How did a 153-year-old magazine — one that first published the “Battle Hymn of the Republic” and gave voice to the abolitionist and transcendentalist movements — reinvent itself for the 21st century?
By pretending it was a Silicon Valley start-up that needed to kill itself to survive.
The Atlantic is on track to turn a tidy profit of $1.8 million this year. That would be the first time in at least a decade that it had not lost money.
Getting there took a cultural transfusion, a dose of counterintuition and a lot of digital advertising revenue.
“We imagined ourselves as a venture-capital-backed start-up in Silicon Valley whose mission was to attack and disrupt The Atlantic,” said Justin B. Smith, president of the Atlantic Media Company.
What that meant more than anything else was forcing one of the nation’s oldest magazines to stop thinking of itself as a printed product.
via NY Times
The article is from December, 2010, but still worth reading if the topic interests you (death of newspapers, magazines).
It’s worth noting that The Atlantic is continuing its heroic transformation:
For the 12th consecutive quarter, The Atlantic is reporting gains in print and online revenue. In third quarter 2011, overall advertising revenue is up 19 percent. – Folio
The Atlantic‘s online ad revenue exceeded its print ad revenue for the first time…even more interestingly, October’s 51% digital advertising share doesn’t come from a decline in print revenue. According to Lauf, The Atlantic sold more ads in the October issue of the magazine than it had since 1999. – The Next Web

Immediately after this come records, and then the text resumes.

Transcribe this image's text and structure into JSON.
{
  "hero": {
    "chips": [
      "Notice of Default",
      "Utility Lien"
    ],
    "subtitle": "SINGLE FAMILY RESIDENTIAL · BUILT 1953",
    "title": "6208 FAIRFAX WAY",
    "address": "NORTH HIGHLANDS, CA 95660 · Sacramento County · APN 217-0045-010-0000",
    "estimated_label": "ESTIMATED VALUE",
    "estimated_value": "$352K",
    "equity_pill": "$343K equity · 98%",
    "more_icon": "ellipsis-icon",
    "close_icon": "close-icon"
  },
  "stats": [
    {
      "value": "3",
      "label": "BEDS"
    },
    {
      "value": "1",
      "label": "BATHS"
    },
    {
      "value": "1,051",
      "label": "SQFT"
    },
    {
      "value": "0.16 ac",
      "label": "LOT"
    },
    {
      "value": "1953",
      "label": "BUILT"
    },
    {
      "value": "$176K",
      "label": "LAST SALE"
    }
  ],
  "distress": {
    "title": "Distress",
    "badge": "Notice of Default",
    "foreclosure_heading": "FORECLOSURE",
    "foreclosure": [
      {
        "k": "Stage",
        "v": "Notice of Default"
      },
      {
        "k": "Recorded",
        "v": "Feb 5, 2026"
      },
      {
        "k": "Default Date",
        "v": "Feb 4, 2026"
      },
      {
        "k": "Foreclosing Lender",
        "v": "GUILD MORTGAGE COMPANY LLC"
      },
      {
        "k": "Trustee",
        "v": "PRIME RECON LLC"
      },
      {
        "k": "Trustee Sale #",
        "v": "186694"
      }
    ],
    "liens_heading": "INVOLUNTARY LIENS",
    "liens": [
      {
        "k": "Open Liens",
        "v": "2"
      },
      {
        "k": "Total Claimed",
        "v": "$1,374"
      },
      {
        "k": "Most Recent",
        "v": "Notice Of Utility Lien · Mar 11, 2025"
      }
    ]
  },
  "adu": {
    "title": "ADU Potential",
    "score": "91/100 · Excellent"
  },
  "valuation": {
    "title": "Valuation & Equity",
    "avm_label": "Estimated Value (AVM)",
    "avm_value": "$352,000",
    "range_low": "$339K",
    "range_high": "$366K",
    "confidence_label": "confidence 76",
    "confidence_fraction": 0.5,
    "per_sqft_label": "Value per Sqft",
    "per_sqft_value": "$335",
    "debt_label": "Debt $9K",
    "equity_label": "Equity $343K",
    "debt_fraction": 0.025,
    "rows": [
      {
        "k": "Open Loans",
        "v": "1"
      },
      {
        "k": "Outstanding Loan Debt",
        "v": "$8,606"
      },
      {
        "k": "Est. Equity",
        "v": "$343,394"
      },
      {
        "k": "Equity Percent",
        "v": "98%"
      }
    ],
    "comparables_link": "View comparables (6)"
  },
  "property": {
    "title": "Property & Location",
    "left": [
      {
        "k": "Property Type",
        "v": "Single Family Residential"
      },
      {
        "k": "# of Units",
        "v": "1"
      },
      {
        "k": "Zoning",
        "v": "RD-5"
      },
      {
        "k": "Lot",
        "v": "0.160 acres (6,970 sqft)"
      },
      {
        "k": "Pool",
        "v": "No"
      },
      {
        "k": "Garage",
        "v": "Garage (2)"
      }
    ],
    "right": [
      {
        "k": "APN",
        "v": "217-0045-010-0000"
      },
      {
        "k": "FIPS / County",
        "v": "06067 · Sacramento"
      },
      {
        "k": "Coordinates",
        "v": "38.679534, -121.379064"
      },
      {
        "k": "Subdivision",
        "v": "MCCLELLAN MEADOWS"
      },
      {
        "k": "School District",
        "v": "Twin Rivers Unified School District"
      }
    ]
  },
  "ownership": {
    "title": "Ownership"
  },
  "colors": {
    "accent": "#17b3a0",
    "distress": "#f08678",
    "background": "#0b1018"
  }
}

Learn how the rest of the industry is faring – Newspapers are losing $25 billion in revenue in 2011 – The digital divide – newspapers are completely lost.